On-the-spot fines of £30 can be issued to people who breach social distancing measures, rising to £60 if they are not paid within 28 days.
Fines for repeat offenders will be capped at £960, which would mean they had been caught up to 32 times.
Government guidance on social distancing asks people to only leave their home for an essential purpose such as shopping for necessary food, household and medical supplies, travelling to and from work when doing so from home is not an option and daily exercise no closer than two metres from others.
The new powers from the UK Coronavirus Bill, which make it a criminal offence to flout the public health guidance, will be reviewed every three weeks.
Enforcement can also be used against businesses and venues that have been told to close.
Police Scotland Chief Constable Iain Livingstone said: “I thank the overwhelming majority of people who are complying with very clear guidance to stay at home.
“I expect the public to continue to do their duty and contribute to the national effort to keep people safe from the spread of coronavirus.

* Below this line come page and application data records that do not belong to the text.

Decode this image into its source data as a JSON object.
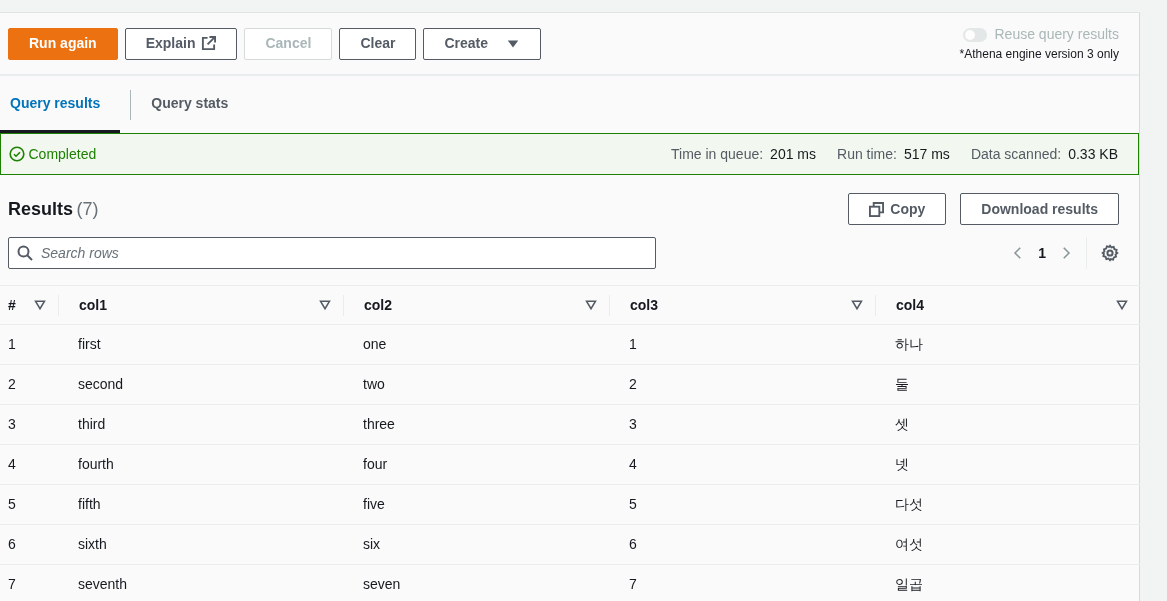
{
  "toolbar": {
    "buttons": [
      {
        "label": "Run again",
        "kind": "primary"
      },
      {
        "label": "Explain",
        "kind": "external"
      },
      {
        "label": "Cancel",
        "kind": "disabled"
      },
      {
        "label": "Clear",
        "kind": "plain"
      },
      {
        "label": "Create",
        "kind": "dropdown"
      }
    ],
    "reuse_toggle": {
      "label": "Reuse query results",
      "on": false,
      "disabled": true,
      "note": "*Athena engine version 3 only"
    }
  },
  "tabs": [
    {
      "label": "Query results",
      "selected": true
    },
    {
      "label": "Query stats",
      "selected": false
    }
  ],
  "status": {
    "label": "Completed",
    "stats": [
      {
        "label": "Time in queue:",
        "value": "201 ms"
      },
      {
        "label": "Run time:",
        "value": "517 ms"
      },
      {
        "label": "Data scanned:",
        "value": "0.33 KB"
      }
    ]
  },
  "results": {
    "title": "Results",
    "count": "(7)",
    "buttons": [
      {
        "label": "Copy",
        "kind": "copy"
      },
      {
        "label": "Download results",
        "kind": "plain"
      }
    ],
    "search": {
      "placeholder": "Search rows"
    },
    "page": "1"
  },
  "table": {
    "columns": [
      "#",
      "col1",
      "col2",
      "col3",
      "col4"
    ],
    "rows": [
      [
        "1",
        "first",
        "one",
        "1",
        "하나"
      ],
      [
        "2",
        "second",
        "two",
        "2",
        "둘"
      ],
      [
        "3",
        "third",
        "three",
        "3",
        "셋"
      ],
      [
        "4",
        "fourth",
        "four",
        "4",
        "넷"
      ],
      [
        "5",
        "fifth",
        "five",
        "5",
        "다섯"
      ],
      [
        "6",
        "sixth",
        "six",
        "6",
        "여섯"
      ],
      [
        "7",
        "seventh",
        "seven",
        "7",
        "일곱"
      ]
    ]
  }
}
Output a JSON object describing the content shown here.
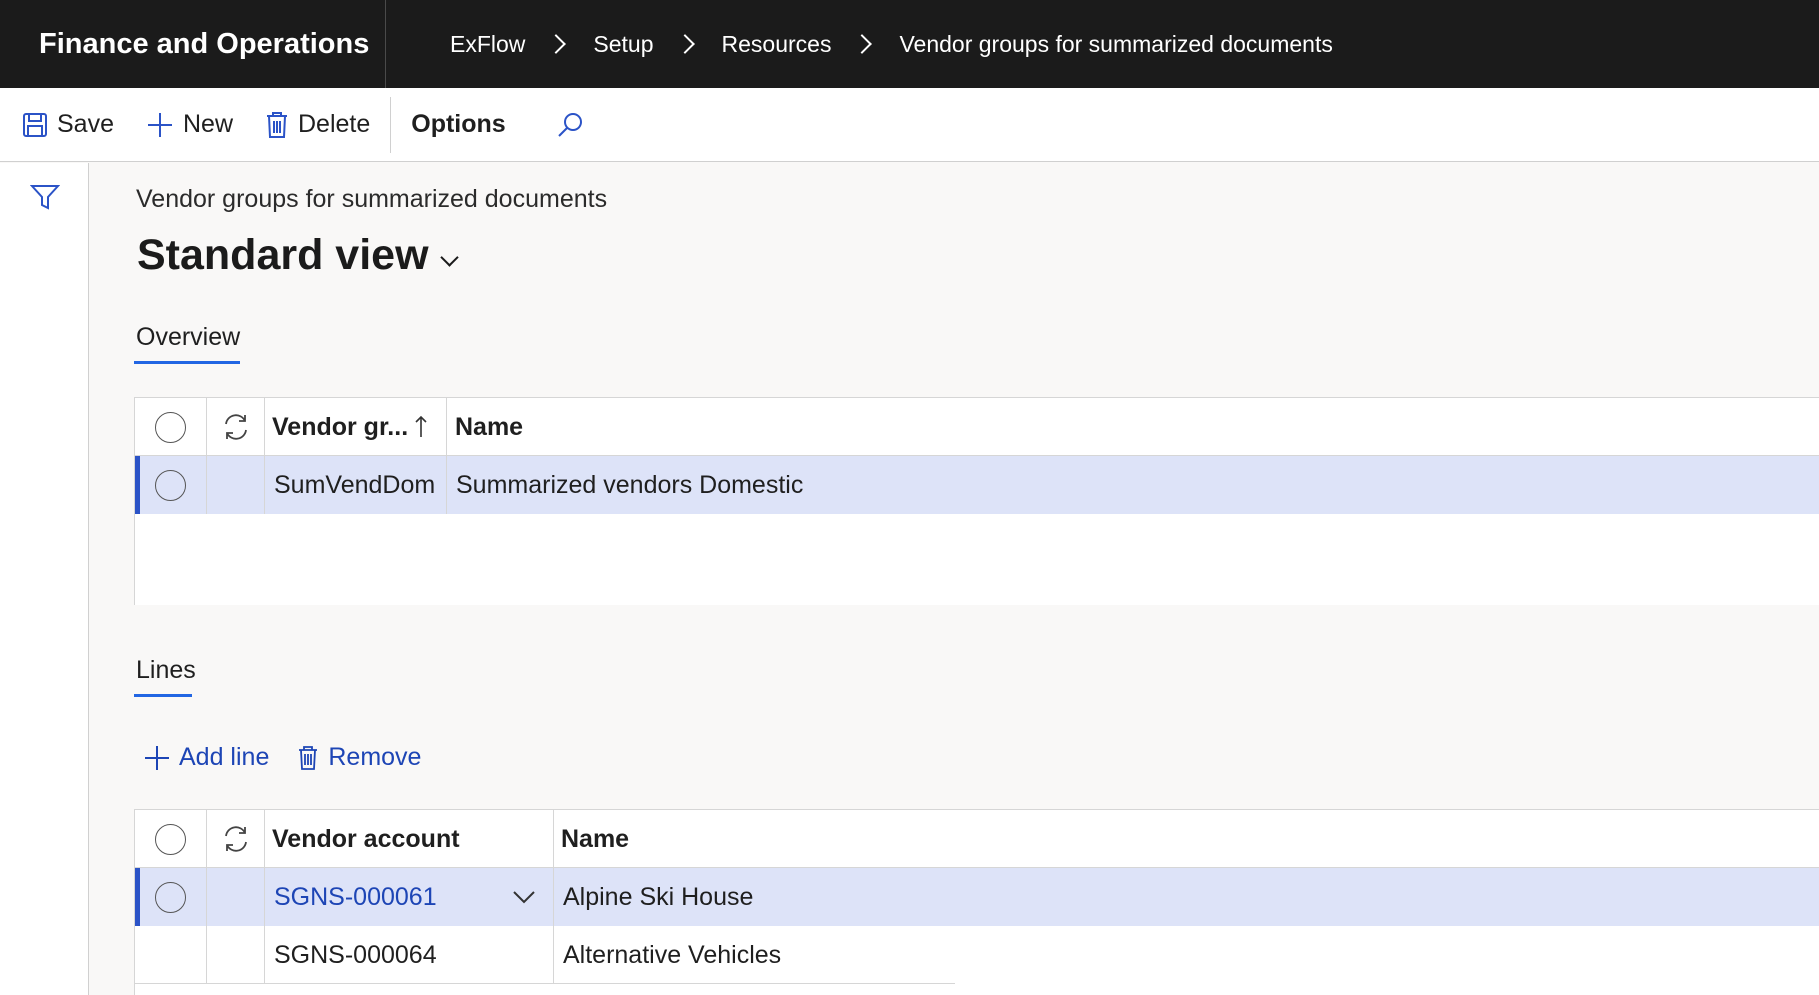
{
  "app": {
    "title": "Finance and Operations"
  },
  "breadcrumb": [
    "ExFlow",
    "Setup",
    "Resources",
    "Vendor groups for summarized documents"
  ],
  "actions": {
    "save": "Save",
    "new": "New",
    "delete": "Delete",
    "options": "Options"
  },
  "page": {
    "caption": "Vendor groups for summarized documents",
    "view": "Standard view"
  },
  "overview": {
    "tab": "Overview",
    "columns": [
      "Vendor gr...",
      "Name"
    ],
    "rows": [
      {
        "vendor_group": "SumVendDom",
        "name": "Summarized vendors Domestic",
        "selected": true
      }
    ]
  },
  "lines": {
    "tab": "Lines",
    "toolbar": {
      "add": "Add line",
      "remove": "Remove"
    },
    "columns": [
      "Vendor account",
      "Name"
    ],
    "rows": [
      {
        "account": "SGNS-000061",
        "name": "Alpine Ski House",
        "selected": true
      },
      {
        "account": "SGNS-000064",
        "name": "Alternative Vehicles",
        "selected": false
      }
    ]
  },
  "colors": {
    "accent": "#2266e3",
    "selection": "#dde3f8",
    "link": "#1d45b5",
    "topbar": "#1b1b1b"
  }
}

“This is a challenging time for people who have to adjust their daily habits and everything we do will be done in a fair, reasonable and proportionate manner.
“Those who persistently and blatantly defy the law must know we will enforce the law.”
— Police Scotland Air Unit (@polscotair) March 26, 2020
Before the new powers came into force, Police Scotland revealed they issued four men with anti-social behaviour tickets after an aerial thermal imaging camera spotted them congregating in Pollok Park, Glasgow, on Thursday afternoon.
Mr Livingstone told Good Morning Scotland: “The issue of younger people who will undoubtedly be getting a bit stir crazy having to remain at home – we know naturally they like to congregate in larger groups at that age.
“I would encourage them, and their parents, their carers and everyone, to try to use the multitude of mechanisms now to maintain contact.
“Whether it’s Houseparty … all sorts of apps that I have discovered in the last two or three days, that allow people to keep in touch and keep in contact.
“I do recognise there’s a need for people to maintain social contact, it’s important for mental health and their own well-being to maintain relationships.
“But it can’t be done in public.”
Asked about the new measures at Thursday’s coronavirus briefing, First Minister Nicola Sturgeon said people who do not comply with the lockdown rules could be “liable to an on-the-spot fine and, ultimately, if necessary, prosecuted”.
Ms Sturgeon expressed hope the “unprecedented” powers will not be used.
She added: “They are there to make sure we can ensure the right things are done to help us delay the spread of the virus.”
The Scottish Government’s Constitutional Relations Secretary Michael Russell thanked individuals and businesses for following the advice and said it is “only because of the unprecedented crisis we are facing, and to save lives, that these powers are being introduced”.